He’s from one of the poorest, smallest and most troubled countries in Latin America, but Cardinal Óscar Andrés Rodríguez Maradiaga has so much star power and charisma that he’s often mentioned on short lists of candidates to succeed Pope Benedict XVI.
The archbishop of Tegucigalpa, Honduras, Rodríguez Maradiaga would cut a striking contrast to the ailing, scholarly Benedict. He is tall, with a youthful look that belies his age (70). He can play the saxophone, can fly an airplane and has taught college-level chemistry and physics. He has campaigned for third-world debt relief alongside U2 rocker Bono.
At a time when the church is looking to consolidate its support in the developing world, scholars say the selection of Rodríguez Maradiaga would send a clear sign about the Vatican’s future orientation — at least geographically — toward the global south. His choice would electrify the faithful in Latin America, home to roughly 40 percent of the world’s estimated 1.2 billion Catholics.
Rodríguez Maradiaga is the first-ever cardinal from Honduras and only the second prelate to reach that rank from Central America. But he is a well-known figure at the Vatican and beyond, now serving his second term as president of Caritas Internationalis, which directs Catholic charities and social service organizations around the world.
After arriving in Rome this month for the conclave, Rodríguez Maradiaga played down the significance of national or regional factors for the cardinals considering whether to elect the first non-European pope in history.

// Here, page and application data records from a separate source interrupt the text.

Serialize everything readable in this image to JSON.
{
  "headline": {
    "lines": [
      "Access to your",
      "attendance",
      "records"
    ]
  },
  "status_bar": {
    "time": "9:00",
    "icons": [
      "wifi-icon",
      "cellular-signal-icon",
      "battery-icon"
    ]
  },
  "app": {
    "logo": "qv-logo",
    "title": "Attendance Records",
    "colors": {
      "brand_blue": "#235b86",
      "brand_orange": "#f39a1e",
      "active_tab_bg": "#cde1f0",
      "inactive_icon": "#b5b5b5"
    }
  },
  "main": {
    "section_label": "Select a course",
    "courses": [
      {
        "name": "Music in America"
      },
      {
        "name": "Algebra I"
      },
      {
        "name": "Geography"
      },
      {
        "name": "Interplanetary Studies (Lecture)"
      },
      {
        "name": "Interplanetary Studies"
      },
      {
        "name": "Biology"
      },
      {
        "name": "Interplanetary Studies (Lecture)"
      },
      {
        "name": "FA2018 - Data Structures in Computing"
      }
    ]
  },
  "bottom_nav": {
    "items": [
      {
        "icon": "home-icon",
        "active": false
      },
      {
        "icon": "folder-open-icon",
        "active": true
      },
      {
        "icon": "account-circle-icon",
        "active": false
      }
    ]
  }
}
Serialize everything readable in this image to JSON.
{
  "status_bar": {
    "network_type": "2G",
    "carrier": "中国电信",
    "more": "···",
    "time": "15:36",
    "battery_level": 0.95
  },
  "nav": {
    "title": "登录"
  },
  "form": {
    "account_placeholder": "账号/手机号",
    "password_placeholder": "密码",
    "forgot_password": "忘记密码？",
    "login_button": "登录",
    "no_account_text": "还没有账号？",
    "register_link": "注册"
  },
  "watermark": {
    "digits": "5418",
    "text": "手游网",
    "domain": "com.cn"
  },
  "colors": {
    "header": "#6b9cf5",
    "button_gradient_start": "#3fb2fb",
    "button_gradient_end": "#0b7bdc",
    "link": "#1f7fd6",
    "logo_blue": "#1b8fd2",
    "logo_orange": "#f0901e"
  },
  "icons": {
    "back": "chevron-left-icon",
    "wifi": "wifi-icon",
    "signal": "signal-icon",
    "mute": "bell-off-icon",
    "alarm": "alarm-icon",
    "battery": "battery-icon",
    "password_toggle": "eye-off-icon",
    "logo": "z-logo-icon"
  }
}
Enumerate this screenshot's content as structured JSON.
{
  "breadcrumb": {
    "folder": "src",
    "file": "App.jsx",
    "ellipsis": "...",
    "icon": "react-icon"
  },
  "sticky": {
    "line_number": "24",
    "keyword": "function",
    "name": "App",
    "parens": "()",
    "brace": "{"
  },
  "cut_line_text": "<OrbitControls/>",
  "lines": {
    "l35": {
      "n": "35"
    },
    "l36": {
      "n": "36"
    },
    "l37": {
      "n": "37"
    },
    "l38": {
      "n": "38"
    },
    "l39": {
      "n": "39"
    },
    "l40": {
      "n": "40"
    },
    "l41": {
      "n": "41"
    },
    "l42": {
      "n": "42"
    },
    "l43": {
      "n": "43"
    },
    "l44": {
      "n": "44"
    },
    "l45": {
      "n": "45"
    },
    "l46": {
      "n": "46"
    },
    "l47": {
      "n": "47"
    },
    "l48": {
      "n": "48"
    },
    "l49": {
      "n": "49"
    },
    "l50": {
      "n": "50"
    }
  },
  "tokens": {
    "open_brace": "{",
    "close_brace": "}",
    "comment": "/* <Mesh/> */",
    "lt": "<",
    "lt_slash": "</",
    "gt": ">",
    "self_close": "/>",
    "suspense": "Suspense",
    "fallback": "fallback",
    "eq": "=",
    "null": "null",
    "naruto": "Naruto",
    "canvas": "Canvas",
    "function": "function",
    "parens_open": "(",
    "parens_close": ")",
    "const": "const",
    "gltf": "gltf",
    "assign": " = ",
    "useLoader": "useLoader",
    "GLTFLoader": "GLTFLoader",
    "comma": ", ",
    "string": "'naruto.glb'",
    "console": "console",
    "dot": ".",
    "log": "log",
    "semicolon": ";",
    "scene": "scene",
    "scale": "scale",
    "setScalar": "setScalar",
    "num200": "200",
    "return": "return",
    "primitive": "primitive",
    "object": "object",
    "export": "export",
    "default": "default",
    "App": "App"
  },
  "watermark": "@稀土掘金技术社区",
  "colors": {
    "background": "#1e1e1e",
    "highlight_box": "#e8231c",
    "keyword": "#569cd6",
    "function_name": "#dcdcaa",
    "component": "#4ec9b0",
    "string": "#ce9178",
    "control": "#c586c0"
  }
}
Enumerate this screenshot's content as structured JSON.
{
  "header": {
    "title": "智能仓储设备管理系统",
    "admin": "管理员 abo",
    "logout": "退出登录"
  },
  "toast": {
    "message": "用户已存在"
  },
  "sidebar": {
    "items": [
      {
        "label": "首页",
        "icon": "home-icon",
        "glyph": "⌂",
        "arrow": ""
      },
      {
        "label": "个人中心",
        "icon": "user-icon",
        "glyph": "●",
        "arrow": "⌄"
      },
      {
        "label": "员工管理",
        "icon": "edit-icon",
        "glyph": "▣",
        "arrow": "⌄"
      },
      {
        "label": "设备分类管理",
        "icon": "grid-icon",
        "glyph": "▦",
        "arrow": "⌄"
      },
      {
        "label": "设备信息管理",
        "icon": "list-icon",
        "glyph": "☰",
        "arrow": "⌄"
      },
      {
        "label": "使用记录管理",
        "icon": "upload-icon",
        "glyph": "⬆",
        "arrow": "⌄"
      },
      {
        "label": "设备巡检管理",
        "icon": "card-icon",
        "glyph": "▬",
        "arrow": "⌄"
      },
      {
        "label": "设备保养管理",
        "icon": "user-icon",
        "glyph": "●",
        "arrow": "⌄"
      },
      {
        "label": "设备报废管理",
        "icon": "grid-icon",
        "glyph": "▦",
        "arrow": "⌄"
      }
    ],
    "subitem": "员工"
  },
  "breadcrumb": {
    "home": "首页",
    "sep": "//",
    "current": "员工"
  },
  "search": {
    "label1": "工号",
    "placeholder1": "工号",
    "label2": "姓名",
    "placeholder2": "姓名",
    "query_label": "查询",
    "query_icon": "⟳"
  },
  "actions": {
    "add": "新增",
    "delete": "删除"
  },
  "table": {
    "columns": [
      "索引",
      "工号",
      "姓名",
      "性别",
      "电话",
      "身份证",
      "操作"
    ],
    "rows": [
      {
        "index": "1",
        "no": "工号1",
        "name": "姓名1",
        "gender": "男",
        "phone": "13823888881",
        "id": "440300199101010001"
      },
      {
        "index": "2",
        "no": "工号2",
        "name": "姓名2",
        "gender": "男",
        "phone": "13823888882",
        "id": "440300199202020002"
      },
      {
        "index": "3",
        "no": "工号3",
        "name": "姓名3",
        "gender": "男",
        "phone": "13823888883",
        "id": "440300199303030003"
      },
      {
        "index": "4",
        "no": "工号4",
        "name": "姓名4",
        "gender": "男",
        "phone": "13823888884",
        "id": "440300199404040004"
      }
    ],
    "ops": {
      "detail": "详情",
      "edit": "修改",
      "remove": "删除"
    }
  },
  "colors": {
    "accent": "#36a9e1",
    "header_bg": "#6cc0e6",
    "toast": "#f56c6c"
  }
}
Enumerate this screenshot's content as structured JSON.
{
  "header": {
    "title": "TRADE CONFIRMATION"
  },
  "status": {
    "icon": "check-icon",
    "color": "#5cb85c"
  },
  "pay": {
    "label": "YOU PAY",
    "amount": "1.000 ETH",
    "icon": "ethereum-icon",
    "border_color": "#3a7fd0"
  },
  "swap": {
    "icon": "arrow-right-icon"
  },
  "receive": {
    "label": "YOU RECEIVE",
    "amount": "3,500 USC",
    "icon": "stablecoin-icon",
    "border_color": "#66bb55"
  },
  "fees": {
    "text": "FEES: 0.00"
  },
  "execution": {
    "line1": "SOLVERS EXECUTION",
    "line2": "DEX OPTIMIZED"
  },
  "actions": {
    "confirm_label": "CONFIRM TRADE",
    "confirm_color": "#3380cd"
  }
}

“It doesn’t really matter so much whether he is European or not; it depends more on the huge challenges that the new pope today has to face up to,” he said in an interview with Italy’s RAI television network. “More than the question of nationality, we need to think who is the most appropriate person for responding to these challenges.”
As he rose through the church hierarchy over the years, Rodríguez Maradiaga developed a reputation as an untiring advocate for the poor who has taken a dim view of what he has called “neoliberal capitalism,” saying it “carries injustice in its genetic code.”
His country, Honduras, has the world’s highest murder rate, and its rampant corruption and lawlessness have made it a haven for transnational drug traffickers in recent years. The cartels have repeatedly threatened Rodríguez Maradiaga’s life; the window of his office was shattered by gunfire in 2010.
Said to be fluent in six languages, including English and Italian, Rodríguez Maradiaga has run into trouble with organizations such as Planned Parenthood and the Anti-Defamation League because of his candor.
He drew ire with comments made a decade ago that likened media coverage of the church’s sex abuse scandals to the persecution of Catholics in the Roman era and under Stalin and Hitler. His suggestion that Jewish interests were driving the coverage in order to divert attention away from the Israeli-Palestinian conflict only made matters worse.
Still, Vatican observers see him as a plausible candidate because of his global profile, pastoral talent and proven abilities as an administrator.
“Rodríguez Maradiaga seems ideally cut out for the part of ‘Missionary-in-Chief,’ ” Vatican chronicler John L. Allen Jr. wrote in the National Catholic Reporter, describing him as “a charismatic polyglot with vast experience of playing on a big international stage.”